- For each hottap shall be ensured that the pipe that is drilled or sawed has sufficient wall thickness, which can be measured with ultrasonic thickness gauges. The existing pipe wall thickness (actual) needs to be at least equal to the required thickness for pressure plus a reasonable thickness allowance for welding. If the actual thickness is barely more than that required for pressure, then loss of containment at the weld pool is a risk.
- Welding on in-service pipelines requires weld procedure development and qualification, as well as a highly trained workforce to ensure integrity of welds when pipelines are operating at full pressure and under full flow conditions.
Hot Tap setup
For a hot tap, there are three key components necessary to safely drill into a pipe; the fitting, the Valve, and the hot tap machine. The fitting is attached to the pipe, mostly by welding.
In many cases, the fitting is a Weldolet® where a flange is welded, or a split tee with a flanged outlet (see image above).
Onto this fitting, a Valve is attached, and the hot tap machine is attached to the Valve (see images on the right). For hot taps, new Stud Bolts, gaskets and a new Valve should always be used when that components will become part of the permanent facilities and equipment.
The fitting/Valve combination, is attached to the pipe, and is normally pressure tested. The pressure test is very important, so as to make sure that there are no structural problems with the fitting, and so that there are no leaks in the welds.
The hot tap cutter, is a specialized type of hole saw, with a pilot bit in the middle, mounted inside of a hot tap adapter housing.
The hot tap cutter is attached to a cutter holder, with the pilot bit, and is attached to the working end of the hot tap machine, so that it fits into the inside of the tapping adapter.
The tapping adapter will contain the pressure of the pipe system, while the pipe is being cut, it houses the cutter, and cutter holder, and bolts to the Valve.
Hot Tap operation
The Hot Tap is made in one continuous process, the machine is started, and the cut continues, until the cutter passes through the pipe wall, resulting in the removal of a section of pipe, known as the "coupon".
The coupon is normally retained on one or more u-wires, which are attached to the pilot bit. Once the cutter has cut through the pipe, the hot tap machine is stopped, the cutter is retracted into the hot tap adapter, and the Valve is closed.
Pressure is bled off from the inside of the Tapping Adapter, so that the hot tap machine can be removed from the line.
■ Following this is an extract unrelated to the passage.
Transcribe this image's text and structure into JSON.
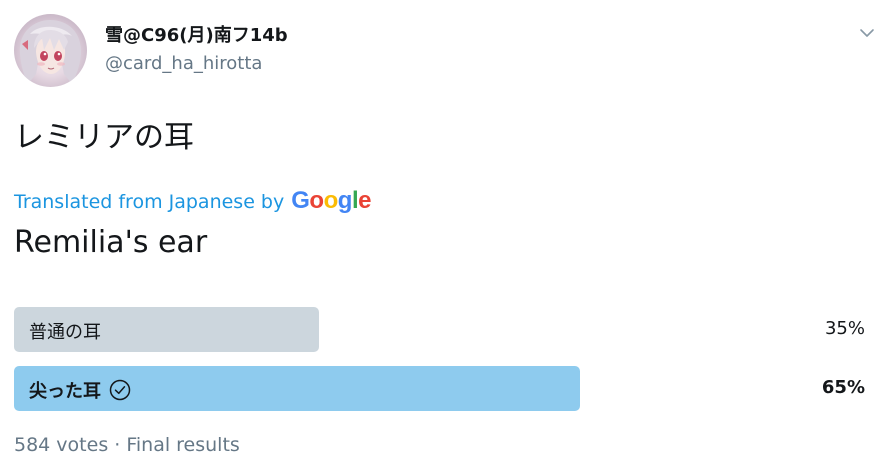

The machine is removed from the line, and the new service is established.